That’s why our strategy focuses on driving innovation within the safety net. We take a three-pronged approach: Spark, Seed, Spread. Spark trains safety net leaders and providers in skills like human-centered design thinking that help them see problems in new ways and invent new approaches. Seed is about nurturing promising ideas by providing support for clinics to take risks piloting innovative projects. Once we’ve found interventions that work, Spread is a strategy to get the word out, so other organizations can more easily put the best ideas into practice without reinventing the wheel.

In social determinants work, the best ideas often come down to forming partnerships outside of traditional healthcare systems.
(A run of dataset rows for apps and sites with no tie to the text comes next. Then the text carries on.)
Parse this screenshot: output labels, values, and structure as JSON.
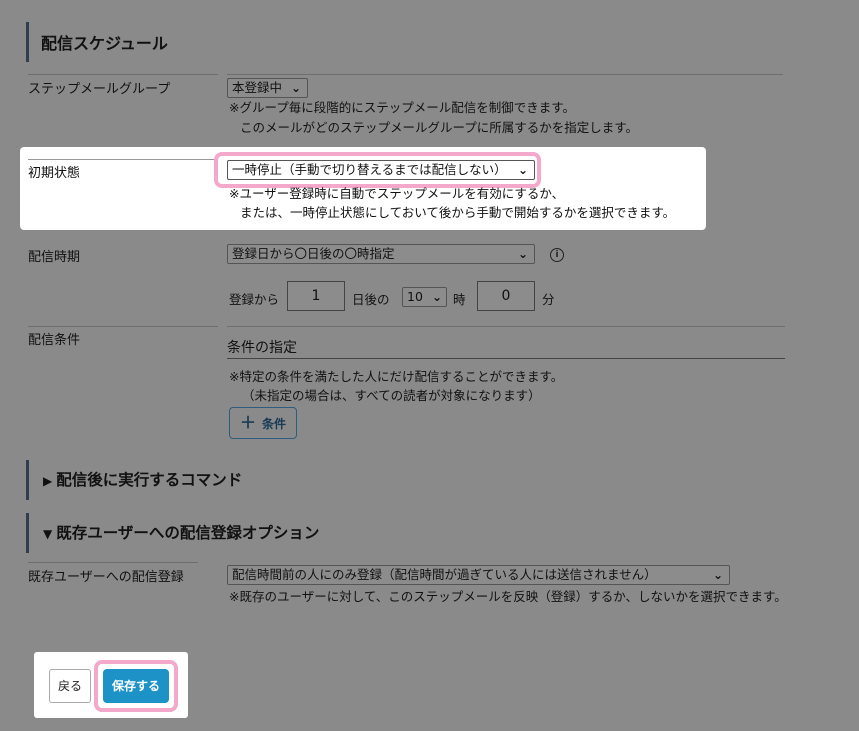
{
  "schedule": {
    "title": "配信スケジュール",
    "step_group": {
      "label": "ステップメールグループ",
      "value": "本登録中",
      "note1": "※グループ毎に段階的にステップメール配信を制御できます。",
      "note2": "このメールがどのステップメールグループに所属するかを指定します。"
    },
    "initial_state": {
      "label": "初期状態",
      "value": "一時停止（手動で切り替えるまでは配信しない）",
      "note1": "※ユーザー登録時に自動でステップメールを有効にするか、",
      "note2": "または、一時停止状態にしておいて後から手動で開始するかを選択できます。"
    },
    "timing": {
      "label": "配信時期",
      "value": "登録日から〇日後の〇時指定",
      "info": "i",
      "from_label": "登録から",
      "days": "1",
      "days_after": "日後の",
      "hour": "10",
      "hour_label": "時",
      "minute": "0",
      "minute_label": "分"
    },
    "condition": {
      "label": "配信条件",
      "heading": "条件の指定",
      "note1": "※特定の条件を満たした人にだけ配信することができます。",
      "note2": "（未指定の場合は、すべての読者が対象になります）",
      "button_plus": "＋",
      "button_label": "条件"
    }
  },
  "post_command": {
    "arrow": "▶",
    "title": "配信後に実行するコマンド"
  },
  "existing_users": {
    "arrow": "▼",
    "title": "既存ユーザーへの配信登録オプション",
    "label": "既存ユーザーへの配信登録",
    "value": "配信時間前の人にのみ登録（配信時間が過ぎている人には送信されません）",
    "note": "※既存のユーザーに対して、このステップメールを反映（登録）するか、しないかを選択できます。"
  },
  "footer": {
    "back_label": "戻る",
    "save_label": "保存する"
  },
  "colors": {
    "overlay": "#8a8a8a",
    "highlight": "#f4a8cc",
    "save_button": "#1c92c7"
  }
}
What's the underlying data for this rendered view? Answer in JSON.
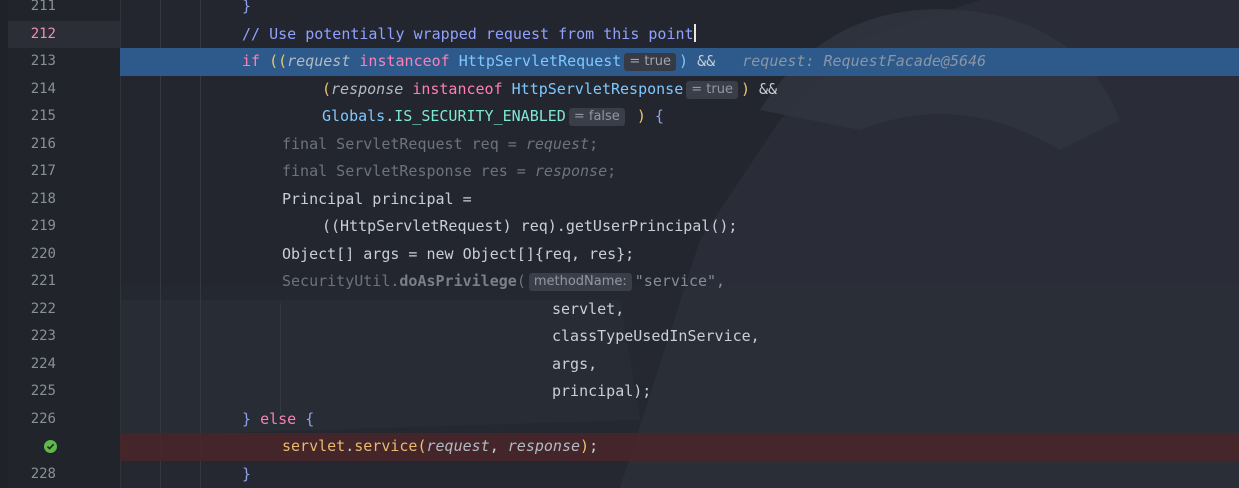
{
  "colors": {
    "background": "#23262e",
    "gutter": "#21242b",
    "execution_line": "#2d5a8a",
    "breakpoint_line": "#4a2529",
    "keyword": "#ff7eb6",
    "class": "#7ec8ff",
    "comment": "#8fa1ff",
    "method": "#e9b96e",
    "current_line_number": "#f28fb0",
    "breakpoint_check": "#5fb84a"
  },
  "icons": {
    "breakpoint": "check-circle-icon"
  },
  "lines": [
    {
      "number": "211",
      "brace": "}"
    },
    {
      "number": "212",
      "comment": "// Use potentially wrapped request from this point"
    },
    {
      "number": "213",
      "kw_if": "if",
      "open": "((",
      "param": "request",
      "kw_instanceof": "instanceof",
      "cls": "HttpServletRequest",
      "hint": "= true",
      "close": ")",
      "op": "&&",
      "inline_value": "request: RequestFacade@5646"
    },
    {
      "number": "214",
      "open": "(",
      "param": "response",
      "kw_instanceof": "instanceof",
      "cls": "HttpServletResponse",
      "hint": "= true",
      "close": ")",
      "op": "&&"
    },
    {
      "number": "215",
      "cls": "Globals",
      "dot": ".",
      "const": "IS_SECURITY_ENABLED",
      "hint": "= false",
      "close": ")",
      "brace": "{"
    },
    {
      "number": "216",
      "text_a": "final ServletRequest req = ",
      "param": "request",
      "text_b": ";"
    },
    {
      "number": "217",
      "text_a": "final ServletResponse res = ",
      "param": "response",
      "text_b": ";"
    },
    {
      "number": "218",
      "text": "Principal principal ="
    },
    {
      "number": "219",
      "text": "((HttpServletRequest) req).getUserPrincipal();"
    },
    {
      "number": "220",
      "text": "Object[] args = new Object[]{req, res};"
    },
    {
      "number": "221",
      "text_a": "SecurityUtil.",
      "method": "doAsPrivilege",
      "text_b": "(",
      "hint": "methodName:",
      "str": "\"service\","
    },
    {
      "number": "222",
      "text": "servlet,"
    },
    {
      "number": "223",
      "text": "classTypeUsedInService,"
    },
    {
      "number": "224",
      "text": "args,"
    },
    {
      "number": "225",
      "text": "principal);"
    },
    {
      "number": "226",
      "brace_close": "}",
      "kw_else": "else",
      "brace_open": "{"
    },
    {
      "number": "",
      "obj": "servlet",
      "dot": ".",
      "method": "service",
      "open": "(",
      "param1": "request",
      "comma": ", ",
      "param2": "response",
      "close": ")",
      "semi": ";"
    },
    {
      "number": "228",
      "brace": "}"
    }
  ]
}
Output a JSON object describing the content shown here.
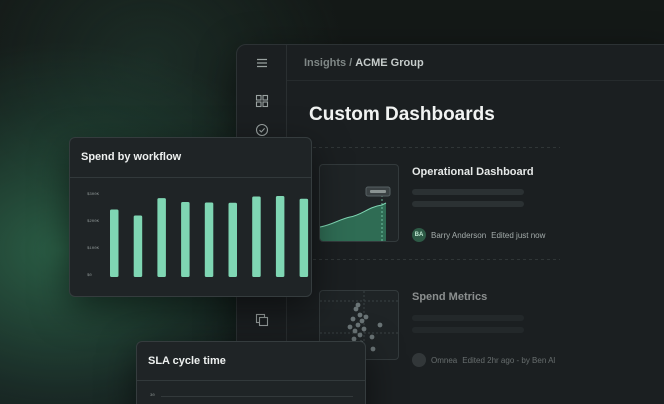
{
  "breadcrumb": {
    "parent": "Insights",
    "separator": "/",
    "current": "ACME Group"
  },
  "page": {
    "title": "Custom Dashboards"
  },
  "rail_icons": [
    "menu-icon",
    "grid-icon",
    "check-circle-icon",
    "copy-icon"
  ],
  "dashboards": [
    {
      "title": "Operational Dashboard",
      "avatar": "BA",
      "owner": "Barry Anderson",
      "status": "Edited just now"
    },
    {
      "title": "Spend Metrics",
      "avatar": "",
      "owner": "Omnea",
      "status": "Edited 2hr ago - by Ben Al"
    }
  ],
  "spend_panel": {
    "title": "Spend by workflow"
  },
  "sla_panel": {
    "title": "SLA cycle time",
    "first_tick": "30"
  },
  "chart_data": {
    "type": "bar",
    "title": "Spend by workflow",
    "categories": [
      "",
      "",
      "",
      "",
      "",
      "",
      "",
      "",
      ""
    ],
    "values": [
      250,
      228,
      292,
      278,
      276,
      275,
      298,
      300,
      290
    ],
    "ylim": [
      0,
      300
    ],
    "yticks": [
      "$300K",
      "$200K",
      "$100K",
      "$0"
    ],
    "bar_color": "#7fd6b3"
  },
  "colors": {
    "accent": "#7fd6b3",
    "background": "#161a1c"
  }
}
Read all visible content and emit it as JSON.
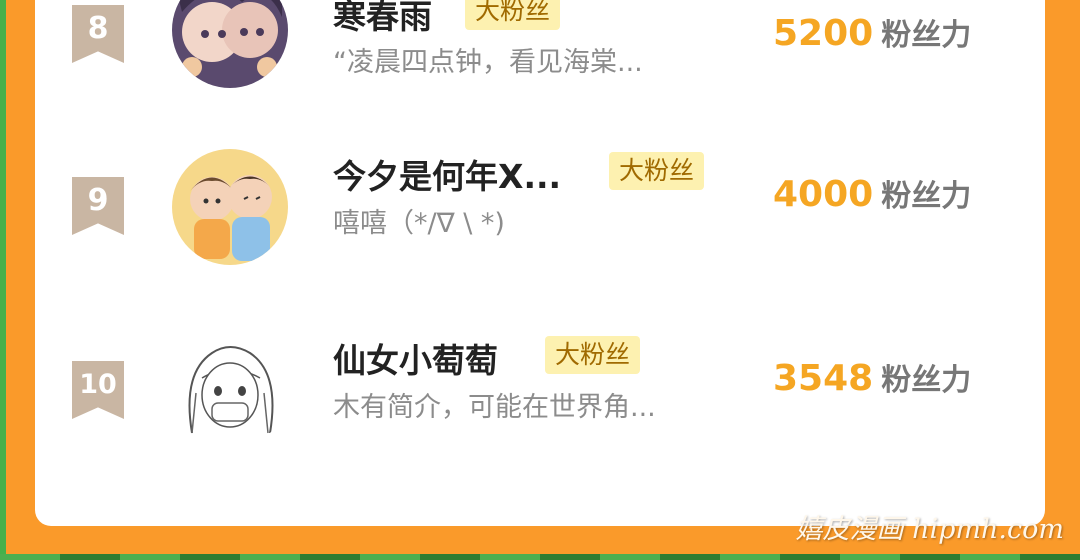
{
  "fans": [
    {
      "rank": "8",
      "name": "寒春雨",
      "badge": "大粉丝",
      "desc": "“凌晨四点钟，看见海棠...",
      "score": "5200",
      "unit": "粉丝力"
    },
    {
      "rank": "9",
      "name": "今夕是何年X...",
      "badge": "大粉丝",
      "desc": "嘻嘻（*/∇ \\ *)",
      "score": "4000",
      "unit": "粉丝力"
    },
    {
      "rank": "10",
      "name": "仙女小萄萄",
      "badge": "大粉丝",
      "desc": "木有简介，可能在世界角...",
      "score": "3548",
      "unit": "粉丝力"
    }
  ],
  "watermark": "嬉皮漫画 hipmh.com",
  "colors": {
    "background": "#fa9a2a",
    "score": "#f5a623",
    "badge_bg": "#fdf1b0",
    "rank_ribbon": "#c9b6a3"
  }
}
Not every community clinic can have a housing advocate on staff, or can set up their own food bank. But every clinic can connect their patients with those organizations that already exist in their communities. In our networked world, startups lead the way in connecting people with local resources. Healthcare could use that expertise to build innovations that help patients get access to the services they need beyond tests and prescriptions.

CCI has been bringing entrepreneurs together with health centers through our Innovations Centers for the Safety Net program, which we affectionately refer to as “the Hubs.” Each of our innovation hubs has built a team passionate about piloting technology solutions that work for vulnerable populations. We believe this model can also be used to help startups test ideas that address social determinants of health. If you have such an idea, we’d love to hear about it. Together we can take down the constricting walls of the exam room, expand the scope of what providers can accomplish, and transform care to keep all patients healthy.

This piece originally appeared here, published by 1776, a Washington D.C.-based social impact incubator.